— Directions for this task —
Scan the listing below for the word "search" and copy every line that has it.

— Material shown —
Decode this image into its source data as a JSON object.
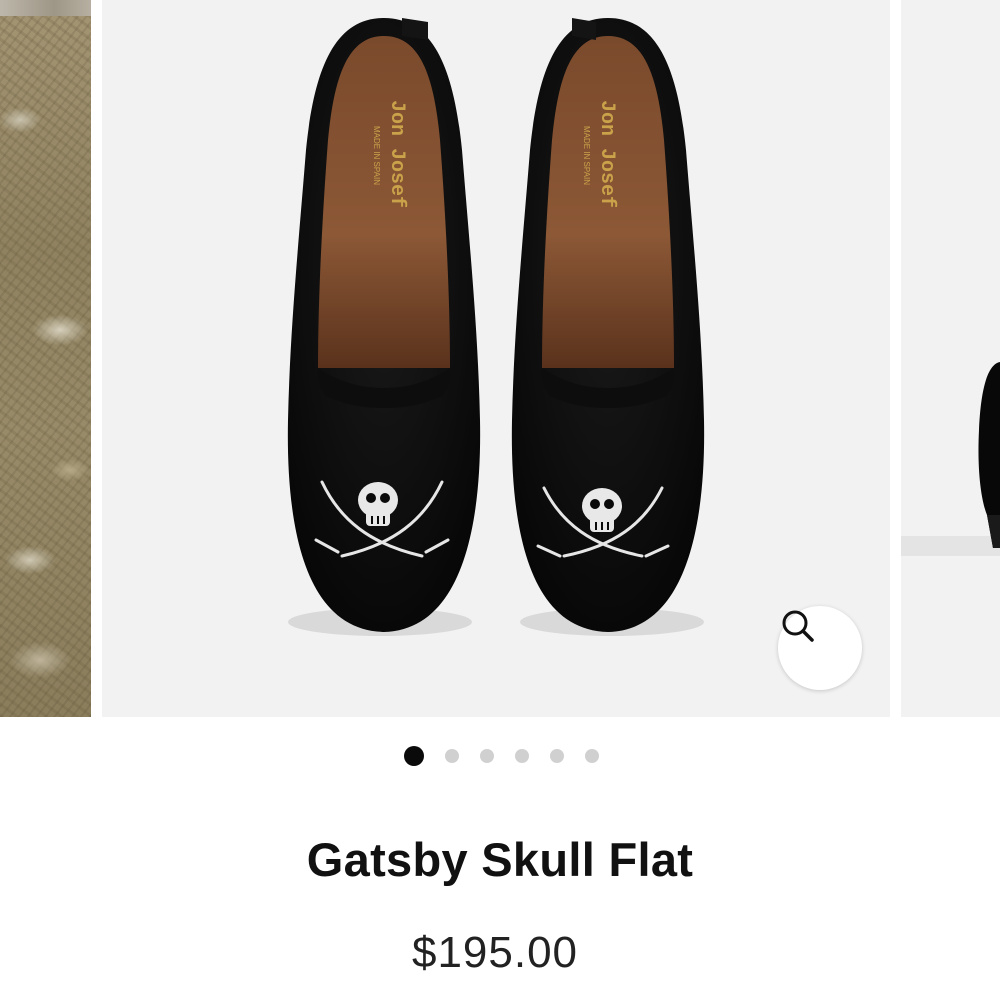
{
  "product": {
    "title": "Gatsby Skull Flat",
    "price": "$195.00"
  },
  "gallery": {
    "main_image": {
      "brand_left": "Jon Josef",
      "brand_right": "Jon Josef",
      "made_in_left": "MADE IN SPAIN",
      "made_in_right": "MADE IN SPAIN"
    },
    "dots_total": 6,
    "active_dot": 1,
    "zoom_icon": "search-icon"
  },
  "colors": {
    "background": "#ffffff",
    "image_background": "#f2f2f2",
    "dot_active": "#0a0a0a",
    "dot_inactive": "#d0d0d0",
    "brand_gold": "#c9a24a"
  }
}
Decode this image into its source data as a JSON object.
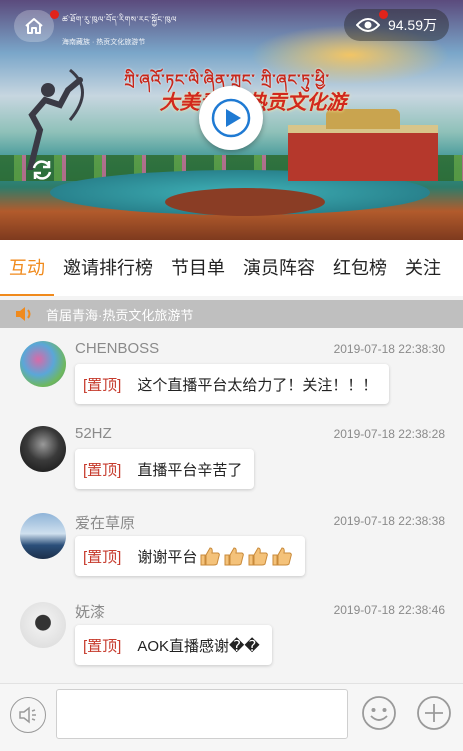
{
  "header": {
    "logo_line1": "ཚ་ཐོག་རུ་ཁུལ་བོད་རིགས་རང་སྐྱོང་ཁུལ",
    "logo_line2": "海南藏族 · 热贡文化旅游节",
    "viewer_count": "94.59万",
    "banner_tibetan": "ཀྲི་ཞའོ་ཏང་ལི་ཞིན་ཀྲུང་ ཀྲི་ཞང་ཏུ་ཕྱི་",
    "banner_chinese": "大美青海·热贡文化游"
  },
  "tabs": [
    {
      "label": "互动",
      "active": true
    },
    {
      "label": "邀请排行榜",
      "active": false
    },
    {
      "label": "节目单",
      "active": false
    },
    {
      "label": "演员阵容",
      "active": false
    },
    {
      "label": "红包榜",
      "active": false
    },
    {
      "label": "关注",
      "active": false
    }
  ],
  "notice": {
    "text": "首届青海·热贡文化旅游节"
  },
  "messages": [
    {
      "username": "CHENBOSS",
      "time": "2019-07-18 22:38:30",
      "pin": "[置顶]",
      "text": "这个直播平台太给力了！关注！！！"
    },
    {
      "username": "52HZ",
      "time": "2019-07-18 22:38:28",
      "pin": "[置顶]",
      "text": "直播平台辛苦了"
    },
    {
      "username": "爱在草原",
      "time": "2019-07-18 22:38:38",
      "pin": "[置顶]",
      "text": "谢谢平台"
    },
    {
      "username": "妩漆",
      "time": "2019-07-18 22:38:46",
      "pin": "[置顶]",
      "text": "AOK直播感谢��"
    }
  ],
  "bottom_bar": {
    "input_placeholder": ""
  },
  "colors": {
    "accent": "#f08a1c",
    "pin": "#c63a2c",
    "notice_bg": "#bfbfbf",
    "badge": "#e0231b"
  },
  "icons": [
    "home-icon",
    "eye-icon",
    "play-icon",
    "refresh-icon",
    "speaker-icon",
    "voice-icon",
    "emoji-icon",
    "plus-icon",
    "thumbs-up-icon"
  ]
}
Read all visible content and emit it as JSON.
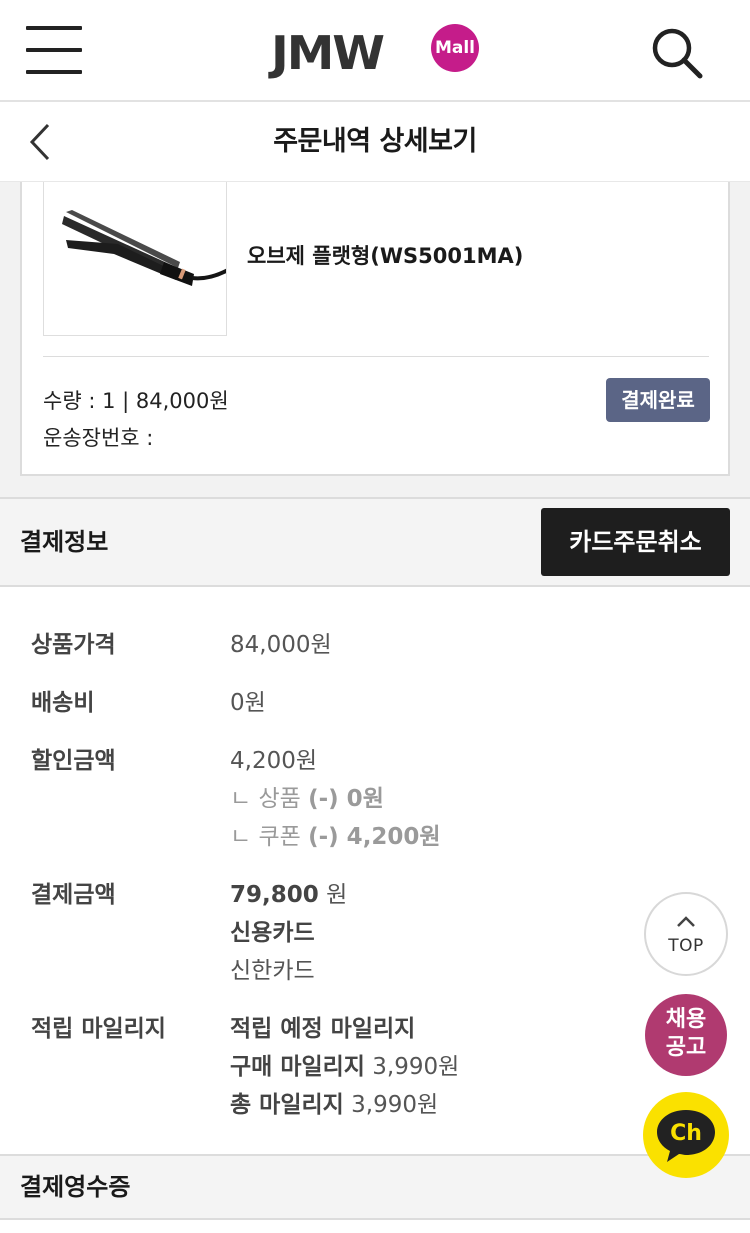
{
  "header": {
    "logo_text": "JMW",
    "logo_badge": "Mall",
    "menu_icon": "hamburger-menu-icon",
    "search_icon": "search-icon"
  },
  "subheader": {
    "title": "주문내역 상세보기",
    "back_icon": "chevron-left-icon"
  },
  "order_item": {
    "product_name": "오브제 플랫형(WS5001MA)",
    "quantity_line": "수량 : 1 | 84,000원",
    "tracking_line": "운송장번호 :",
    "status": "결제완료",
    "status_color": "#5b6586"
  },
  "payment_section": {
    "title": "결제정보",
    "cancel_button": "카드주문취소"
  },
  "details": {
    "price_label": "상품가격",
    "price_value": "84,000원",
    "shipping_label": "배송비",
    "shipping_value": "0원",
    "discount_label": "할인금액",
    "discount_value": "4,200원",
    "discount_product_prefix": "ㄴ 상품 ",
    "discount_product_value": "(-) 0원",
    "discount_coupon_prefix": "ㄴ 쿠폰 ",
    "discount_coupon_value": "(-) 4,200원",
    "paid_label": "결제금액",
    "paid_amount": "79,800",
    "paid_unit": " 원",
    "paid_method": "신용카드",
    "paid_card": "신한카드",
    "mileage_label": "적립 마일리지",
    "mileage_heading": "적립 예정 마일리지",
    "mileage_purchase_label": "구매 마일리지",
    "mileage_purchase_value": " 3,990원",
    "mileage_total_label": "총 마일리지",
    "mileage_total_value": " 3,990원"
  },
  "receipt_section": {
    "title": "결제영수증"
  },
  "floating": {
    "top_label": "TOP",
    "recruit_line1": "채용",
    "recruit_line2": "공고",
    "recruit_color": "#b03a70",
    "chat_label": "Ch",
    "chat_color": "#fae100"
  }
}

— Problem solution —
    "zoom_icon": "search-icon"
    "search_icon": "search-icon"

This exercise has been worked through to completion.